**Task to complete:**
Pull each line holding "profit" out of the entries below.

**Element data from apps and pages:**
..........
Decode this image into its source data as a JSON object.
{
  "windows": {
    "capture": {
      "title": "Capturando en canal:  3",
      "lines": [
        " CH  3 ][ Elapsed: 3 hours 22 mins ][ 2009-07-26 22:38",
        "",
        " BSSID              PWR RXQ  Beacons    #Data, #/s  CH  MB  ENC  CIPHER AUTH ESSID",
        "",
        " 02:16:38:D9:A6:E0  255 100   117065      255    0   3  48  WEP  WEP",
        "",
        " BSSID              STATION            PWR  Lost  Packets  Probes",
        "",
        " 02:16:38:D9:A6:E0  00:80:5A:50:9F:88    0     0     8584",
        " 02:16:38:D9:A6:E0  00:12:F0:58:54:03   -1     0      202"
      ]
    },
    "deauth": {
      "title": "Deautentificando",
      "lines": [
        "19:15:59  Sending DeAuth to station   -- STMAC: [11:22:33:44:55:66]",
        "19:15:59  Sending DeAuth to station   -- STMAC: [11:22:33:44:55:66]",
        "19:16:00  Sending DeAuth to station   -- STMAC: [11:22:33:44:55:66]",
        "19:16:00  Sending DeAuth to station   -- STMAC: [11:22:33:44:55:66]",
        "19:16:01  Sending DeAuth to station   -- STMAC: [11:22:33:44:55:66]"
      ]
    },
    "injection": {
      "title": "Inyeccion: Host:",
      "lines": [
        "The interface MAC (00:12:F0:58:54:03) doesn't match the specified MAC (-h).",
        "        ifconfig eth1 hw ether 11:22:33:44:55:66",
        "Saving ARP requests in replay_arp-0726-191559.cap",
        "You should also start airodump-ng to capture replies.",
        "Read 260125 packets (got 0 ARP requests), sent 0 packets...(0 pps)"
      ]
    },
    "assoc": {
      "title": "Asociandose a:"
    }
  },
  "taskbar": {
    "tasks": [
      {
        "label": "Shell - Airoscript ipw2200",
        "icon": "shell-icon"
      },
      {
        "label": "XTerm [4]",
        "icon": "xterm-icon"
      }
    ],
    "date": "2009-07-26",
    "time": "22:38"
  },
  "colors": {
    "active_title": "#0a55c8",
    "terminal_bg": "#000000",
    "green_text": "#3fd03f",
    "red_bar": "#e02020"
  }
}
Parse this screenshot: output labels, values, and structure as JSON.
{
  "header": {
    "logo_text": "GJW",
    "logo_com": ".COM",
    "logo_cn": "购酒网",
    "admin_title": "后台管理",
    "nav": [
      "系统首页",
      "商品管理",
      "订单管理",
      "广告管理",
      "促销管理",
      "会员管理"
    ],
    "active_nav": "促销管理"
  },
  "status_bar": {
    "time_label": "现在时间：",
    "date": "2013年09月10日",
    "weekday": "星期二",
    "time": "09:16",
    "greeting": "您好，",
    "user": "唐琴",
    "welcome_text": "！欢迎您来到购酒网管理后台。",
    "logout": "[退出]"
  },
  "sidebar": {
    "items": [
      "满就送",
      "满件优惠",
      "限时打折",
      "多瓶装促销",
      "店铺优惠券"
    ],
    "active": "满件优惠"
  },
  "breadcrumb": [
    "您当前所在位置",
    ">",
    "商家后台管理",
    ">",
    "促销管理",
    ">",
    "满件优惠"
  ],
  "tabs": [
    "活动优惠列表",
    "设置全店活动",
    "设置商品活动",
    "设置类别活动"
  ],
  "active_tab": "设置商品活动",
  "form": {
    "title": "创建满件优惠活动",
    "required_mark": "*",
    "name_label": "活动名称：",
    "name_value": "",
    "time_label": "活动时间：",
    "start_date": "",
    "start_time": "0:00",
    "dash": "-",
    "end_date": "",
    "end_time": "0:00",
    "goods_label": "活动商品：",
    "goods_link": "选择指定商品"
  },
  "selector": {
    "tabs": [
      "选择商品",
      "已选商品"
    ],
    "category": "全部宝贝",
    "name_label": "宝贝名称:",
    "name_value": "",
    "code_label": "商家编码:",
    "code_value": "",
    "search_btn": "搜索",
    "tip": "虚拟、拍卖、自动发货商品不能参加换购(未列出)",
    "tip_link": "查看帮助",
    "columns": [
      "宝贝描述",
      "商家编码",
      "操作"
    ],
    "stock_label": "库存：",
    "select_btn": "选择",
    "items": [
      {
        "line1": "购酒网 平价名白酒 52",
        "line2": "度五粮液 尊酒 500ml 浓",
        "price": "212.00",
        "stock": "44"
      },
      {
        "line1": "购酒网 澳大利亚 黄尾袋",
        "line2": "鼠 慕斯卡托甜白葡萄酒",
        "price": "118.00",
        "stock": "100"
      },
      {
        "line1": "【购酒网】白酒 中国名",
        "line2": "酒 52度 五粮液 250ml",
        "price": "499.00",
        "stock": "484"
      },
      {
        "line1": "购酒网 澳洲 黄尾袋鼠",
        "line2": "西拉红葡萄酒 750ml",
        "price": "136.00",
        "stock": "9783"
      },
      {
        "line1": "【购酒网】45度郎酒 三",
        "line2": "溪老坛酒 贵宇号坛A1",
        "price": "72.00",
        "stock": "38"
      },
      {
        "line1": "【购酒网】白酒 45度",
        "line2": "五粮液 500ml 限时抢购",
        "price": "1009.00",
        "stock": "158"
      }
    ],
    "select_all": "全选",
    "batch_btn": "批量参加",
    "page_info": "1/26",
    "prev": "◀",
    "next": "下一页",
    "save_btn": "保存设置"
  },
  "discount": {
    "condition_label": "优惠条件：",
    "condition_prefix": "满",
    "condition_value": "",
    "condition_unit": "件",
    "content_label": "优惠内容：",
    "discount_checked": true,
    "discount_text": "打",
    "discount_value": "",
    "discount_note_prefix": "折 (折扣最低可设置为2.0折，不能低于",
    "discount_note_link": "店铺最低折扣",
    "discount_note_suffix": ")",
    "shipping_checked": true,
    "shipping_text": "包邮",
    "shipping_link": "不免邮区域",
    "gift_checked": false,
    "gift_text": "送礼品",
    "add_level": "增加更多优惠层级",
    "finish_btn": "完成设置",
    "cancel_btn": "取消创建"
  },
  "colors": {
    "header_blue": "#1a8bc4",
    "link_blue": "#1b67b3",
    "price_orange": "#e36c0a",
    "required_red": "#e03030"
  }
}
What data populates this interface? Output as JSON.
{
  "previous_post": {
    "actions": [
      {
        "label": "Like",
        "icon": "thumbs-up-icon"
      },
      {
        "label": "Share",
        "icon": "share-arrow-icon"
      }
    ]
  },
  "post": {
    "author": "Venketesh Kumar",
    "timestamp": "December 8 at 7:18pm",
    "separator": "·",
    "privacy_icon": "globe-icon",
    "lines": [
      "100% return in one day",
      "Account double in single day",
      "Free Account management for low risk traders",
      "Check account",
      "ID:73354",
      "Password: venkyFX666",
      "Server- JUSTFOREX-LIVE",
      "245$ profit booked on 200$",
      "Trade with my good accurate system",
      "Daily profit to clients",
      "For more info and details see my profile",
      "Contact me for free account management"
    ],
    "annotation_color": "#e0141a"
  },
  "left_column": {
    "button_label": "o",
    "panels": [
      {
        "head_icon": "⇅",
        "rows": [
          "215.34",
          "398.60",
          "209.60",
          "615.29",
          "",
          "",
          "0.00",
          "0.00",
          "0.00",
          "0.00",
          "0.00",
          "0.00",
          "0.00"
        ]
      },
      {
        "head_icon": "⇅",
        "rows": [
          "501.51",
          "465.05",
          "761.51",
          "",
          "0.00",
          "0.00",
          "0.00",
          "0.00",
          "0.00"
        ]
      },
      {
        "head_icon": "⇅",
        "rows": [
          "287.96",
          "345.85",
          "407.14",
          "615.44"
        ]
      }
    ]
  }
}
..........
**Task result:**
      "245$ profit booked on 200$",
      "Daily profit to clients",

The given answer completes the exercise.